Hair comes in several types and textures. The one responsible for our hair characteristics is the hair follicle. And the cell accountable for our hair’s growth, length, and volume is the dermal papilla. The dermal papilla nests in the hair follicle and experts look into it as the key to solving hair loss.
Do you remember the unique traits of stem cells? What if they can rejuvenate, replace, and repair damaged hair follicles? It would present the possibility of curing hair loss for everyone, regardless of the cause. This working theory makes many researchers, universities, and companies look forward to with excitement, and much time and money are already investigating the possibilities.
Getting to Know the Procedure
The procedure starts with extracting stem cells from the patient via a punch biopsy, using a circular blade rotated into the skin to retrieve a cylindrical tissue sample. A centrifuge machine separates the stem cells from the tissue sample, and the cell suspension goes back into the affected part of the scalp where hair loss is visible through an injection.
There is another procedure wherein cell extraction occurs in the patient’s abdomen or hip instead, using liposuction under local anesthesia. Similar to the first process above is the injection of stem cells from the fat into the scalp.
These procedures usually take around three hours to complete, and the clinics that currently offer them cannot guarantee the outcomes.

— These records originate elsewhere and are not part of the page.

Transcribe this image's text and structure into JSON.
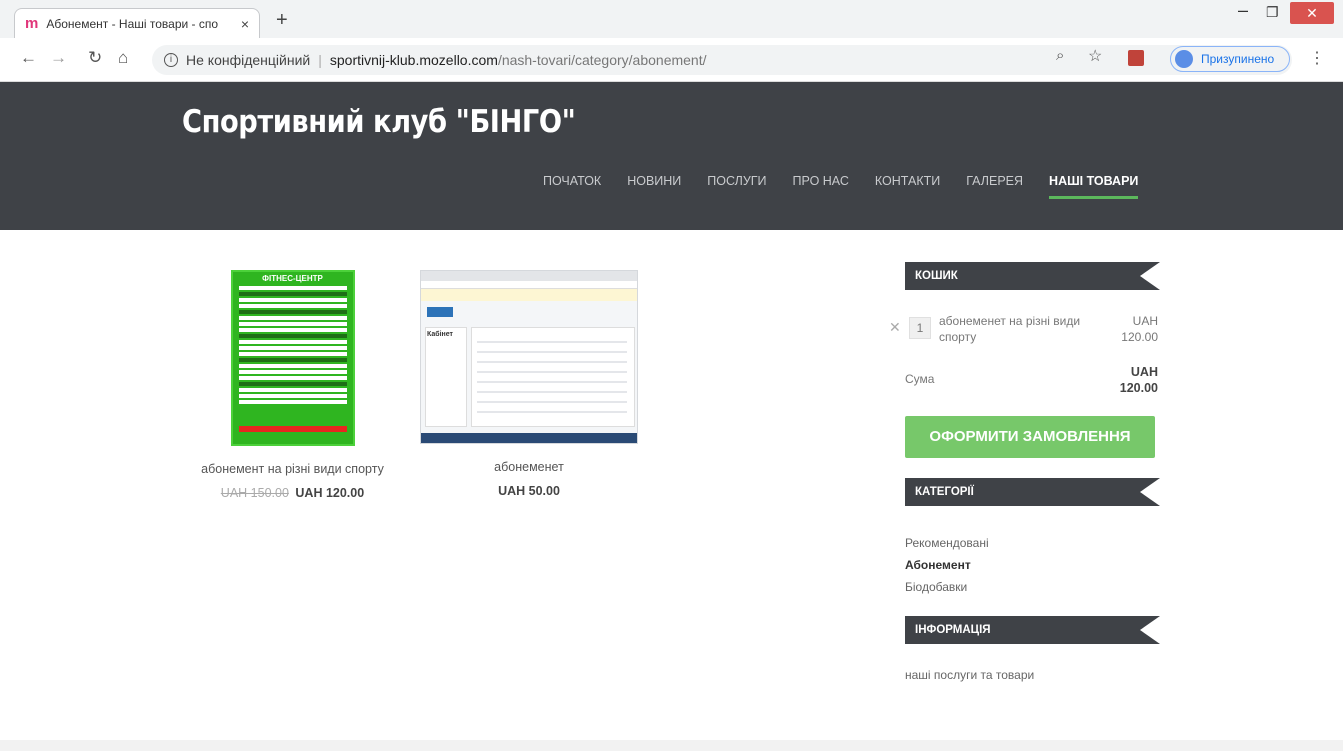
{
  "browser": {
    "tab_title": "Абонемент - Наші товари - спо",
    "tab_close": "×",
    "new_tab": "+",
    "security_label": "Не конфіденційний",
    "url_host": "sportivnij-klub.mozello.com",
    "url_path": "/nash-tovari/category/abonement/",
    "profile_label": "Призупинено"
  },
  "site": {
    "title": "Спортивний клуб \"БІНГО\"",
    "nav": [
      {
        "label": "ПОЧАТОК"
      },
      {
        "label": "НОВИНИ"
      },
      {
        "label": "ПОСЛУГИ"
      },
      {
        "label": "ПРО НАС"
      },
      {
        "label": "КОНТАКТИ"
      },
      {
        "label": "ГАЛЕРЕЯ"
      },
      {
        "label": "НАШІ ТОВАРИ",
        "active": true
      }
    ],
    "accent_color": "#5cb85c",
    "header_bg": "#3f4247"
  },
  "products": [
    {
      "name": "абонемент на різні види спорту",
      "old_price": "UAH 150.00",
      "price": "UAH 120.00",
      "image_heading": "ФІТНЕС-ЦЕНТР"
    },
    {
      "name": "абонеменет",
      "price": "UAH 50.00",
      "image_heading": "Кабінет"
    }
  ],
  "sidebar": {
    "cart": {
      "title": "КОШИК",
      "items": [
        {
          "qty": "1",
          "name": "абонеменет на різні види спорту",
          "price_currency": "UAH",
          "price_amount": "120.00"
        }
      ],
      "sum_label": "Сума",
      "sum_currency": "UAH",
      "sum_amount": "120.00",
      "checkout_label": "ОФОРМИТИ ЗАМОВЛЕННЯ"
    },
    "categories": {
      "title": "КАТЕГОРІЇ",
      "items": [
        {
          "label": "Рекомендовані"
        },
        {
          "label": "Абонемент",
          "active": true
        },
        {
          "label": "Біодобавки"
        }
      ]
    },
    "info": {
      "title": "ІНФОРМАЦІЯ",
      "link": "наші послуги та товари"
    }
  }
}
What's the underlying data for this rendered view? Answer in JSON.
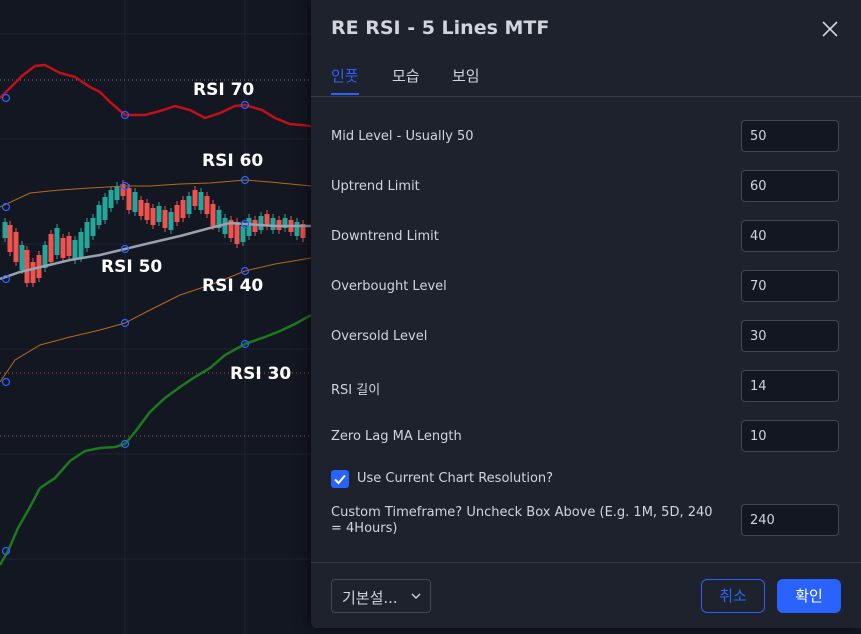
{
  "chart": {
    "labels": {
      "rsi70": "RSI 70",
      "rsi60": "RSI 60",
      "rsi50": "RSI 50",
      "rsi40": "RSI 40",
      "rsi30": "RSI 30"
    },
    "colors": {
      "background": "#131722",
      "grid": "#1f2330",
      "rsi70_line": "#c21018",
      "rsi30_line": "#1b7a1e",
      "band_lines": "#b36a1c",
      "mid_line": "#9aa0ad",
      "candle_up": "#26a69a",
      "candle_down": "#ef5350",
      "marker": "#2962ff"
    }
  },
  "dialog": {
    "title": "RE RSI - 5 Lines MTF",
    "close_icon": "close-icon",
    "tabs": [
      {
        "label": "인풋",
        "active": true
      },
      {
        "label": "모습",
        "active": false
      },
      {
        "label": "보임",
        "active": false
      }
    ],
    "inputs": [
      {
        "label": "Mid Level - Usually 50",
        "value": "50"
      },
      {
        "label": "Uptrend Limit",
        "value": "60"
      },
      {
        "label": "Downtrend Limit",
        "value": "40"
      },
      {
        "label": "Overbought Level",
        "value": "70"
      },
      {
        "label": "Oversold Level",
        "value": "30"
      },
      {
        "label": "RSI 길이",
        "value": "14"
      },
      {
        "label": "Zero Lag MA Length",
        "value": "10"
      }
    ],
    "checkbox": {
      "label": "Use Current Chart Resolution?",
      "checked": true
    },
    "custom_timeframe": {
      "label": "Custom Timeframe? Uncheck Box Above (E.g. 1M, 5D, 240 = 4Hours)",
      "value": "240"
    },
    "footer": {
      "defaults_label": "기본설...",
      "cancel_label": "취소",
      "ok_label": "확인"
    },
    "accent": "#2962ff"
  }
}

As for results, if any, vary from person to person. It may also require several treatments over a few months to see any changes.
Bear in mind that these transplants are still in their research phase, but the investigational therapies mentioned could cost you approximately $3,000 to $10,000 depending on the hair loss type and severity.
What Can You Expect After the Procedure?
The procedures take place in-clinic on an outpatient basis. Typically, there is no downtime, but there might be some pain for about a week. Strenuous exercises are restricted.
Experts are still looking into the side effects, but some scarring is always a possibility. There is also the risk of bleeding, infection, and nerve damage.
While a successful transplant in 2017 shows a 29% increase in hair density in 23 weeks, there is still much research to be done. Current studies are promising, but, like other transplants, these procedures are not for everybody. There are also hefty costs and side effects to consider.
Stem cell therapy is a promising hair loss solution, but more research is required before results are conclusive. And once the procedures become publicly accessible, there is the risk of side effects and the expensive costs over multiple treatment sessions.